    I started letting him off a while ago. It was great when it was just me and him walking along the line. He would come and sit when I called, play fetch and never went too far away from me. Unfortunately if he saw a dog, person, horse etc before me I had no chance of getting him back. He would stop and look at me for a second then carry on running to whatever he'd seen. I tried a squeaky toy which worked a couple of times but soon lost its power over him. I tried running the other way, which again only worked a few times. After an old dog turning nasty because of his over playful nature, watching in fear as he sniffed around a horses back legs, and a couple of comments about how I should be careful of offending people I've given up letting him off while I work harder on his re-call.

    It gets confusing when people see you walking your excited pup and tell you he needs to be let off for a run and then another says not to let him off till he's 100% re-call. I seemed to always be justifying myself to people whatever I did.

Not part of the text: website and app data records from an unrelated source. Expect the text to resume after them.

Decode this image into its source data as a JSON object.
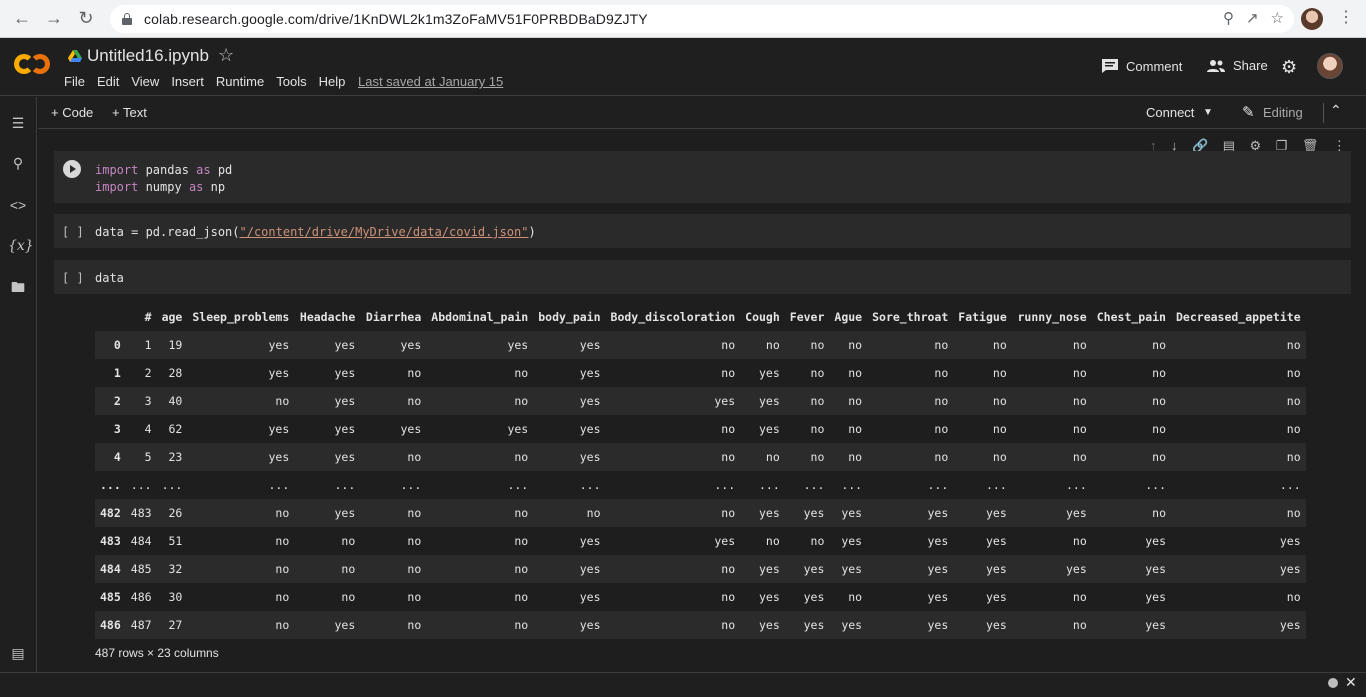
{
  "browser": {
    "url": "colab.research.google.com/drive/1KnDWL2k1m3ZoFaMV51F0PRBDBaD9ZJTY"
  },
  "notebook": {
    "title": "Untitled16.ipynb",
    "menu": [
      "File",
      "Edit",
      "View",
      "Insert",
      "Runtime",
      "Tools",
      "Help"
    ],
    "last_saved": "Last saved at January 15"
  },
  "header_actions": {
    "comment": "Comment",
    "share": "Share"
  },
  "toolbar": {
    "add_code": "+ Code",
    "add_text": "+ Text",
    "connect": "Connect",
    "editing": "Editing"
  },
  "cells": [
    {
      "exec": "",
      "lines": [
        "import pandas as pd",
        "import numpy as np"
      ]
    },
    {
      "exec": "[ ]",
      "code_prefix": "data = pd.read_json(",
      "code_string": "\"/content/drive/MyDrive/data/covid.json\"",
      "code_suffix": ")"
    },
    {
      "exec": "[ ]",
      "code": "data"
    }
  ],
  "dataframe": {
    "columns": [
      "",
      "#",
      "age",
      "Sleep_problems",
      "Headache",
      "Diarrhea",
      "Abdominal_pain",
      "body_pain",
      "Body_discoloration",
      "Cough",
      "Fever",
      "Ague",
      "Sore_throat",
      "Fatigue",
      "runny_nose",
      "Chest_pain",
      "Decreased_appetite"
    ],
    "rows": [
      [
        "0",
        "1",
        "19",
        "yes",
        "yes",
        "yes",
        "yes",
        "yes",
        "no",
        "no",
        "no",
        "no",
        "no",
        "no",
        "no",
        "no",
        "no"
      ],
      [
        "1",
        "2",
        "28",
        "yes",
        "yes",
        "no",
        "no",
        "yes",
        "no",
        "yes",
        "no",
        "no",
        "no",
        "no",
        "no",
        "no",
        "no"
      ],
      [
        "2",
        "3",
        "40",
        "no",
        "yes",
        "no",
        "no",
        "yes",
        "yes",
        "yes",
        "no",
        "no",
        "no",
        "no",
        "no",
        "no",
        "no"
      ],
      [
        "3",
        "4",
        "62",
        "yes",
        "yes",
        "yes",
        "yes",
        "yes",
        "no",
        "yes",
        "no",
        "no",
        "no",
        "no",
        "no",
        "no",
        "no"
      ],
      [
        "4",
        "5",
        "23",
        "yes",
        "yes",
        "no",
        "no",
        "yes",
        "no",
        "no",
        "no",
        "no",
        "no",
        "no",
        "no",
        "no",
        "no"
      ],
      [
        "...",
        "...",
        "...",
        "...",
        "...",
        "...",
        "...",
        "...",
        "...",
        "...",
        "...",
        "...",
        "...",
        "...",
        "...",
        "...",
        "..."
      ],
      [
        "482",
        "483",
        "26",
        "no",
        "yes",
        "no",
        "no",
        "no",
        "no",
        "yes",
        "yes",
        "yes",
        "yes",
        "yes",
        "yes",
        "no",
        "no"
      ],
      [
        "483",
        "484",
        "51",
        "no",
        "no",
        "no",
        "no",
        "yes",
        "yes",
        "no",
        "no",
        "yes",
        "yes",
        "yes",
        "no",
        "yes",
        "yes"
      ],
      [
        "484",
        "485",
        "32",
        "no",
        "no",
        "no",
        "no",
        "yes",
        "no",
        "yes",
        "yes",
        "yes",
        "yes",
        "yes",
        "yes",
        "yes",
        "yes"
      ],
      [
        "485",
        "486",
        "30",
        "no",
        "no",
        "no",
        "no",
        "yes",
        "no",
        "yes",
        "yes",
        "no",
        "yes",
        "yes",
        "no",
        "yes",
        "no"
      ],
      [
        "486",
        "487",
        "27",
        "no",
        "yes",
        "no",
        "no",
        "yes",
        "no",
        "yes",
        "yes",
        "yes",
        "yes",
        "yes",
        "no",
        "yes",
        "yes"
      ]
    ],
    "footer": "487 rows × 23 columns"
  },
  "colors": {
    "background": "#1e1e1e",
    "cell_background": "#2a2a2a",
    "keyword": "#c586c0",
    "string": "#ce9178",
    "logo_left": "#f9ab00",
    "logo_right": "#e8710a"
  }
}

    We've joined a local training club now. Only been two weeks and at the moment he's nuts the whole time he's there with so many dogs and people but hopefully he will get immune to it soon. I have been surprised at how much he has listened in class inspite of whats going on around us. Also throwing out his extending lead as I've realised that letting him walk 15 ft in front of me is not helping us as he thinks he's pack leader so probably only responds when he feels like it. He now stays on short lead walking by my side (a little behind me) and I have a long line to use to play fetch and training sit and stay, re-call etc while we're in a nice open field. Fingers crossed he'll be a model pup soon.

    Sorry for the essay, wanted to let you know that you are far from alone.
     
  1. This site uses cookies to help personalise content, tailor your experience and to keep you logged in if you register.
    By continuing to use this site, you are consenting to our use of cookies.
    Dismiss Notice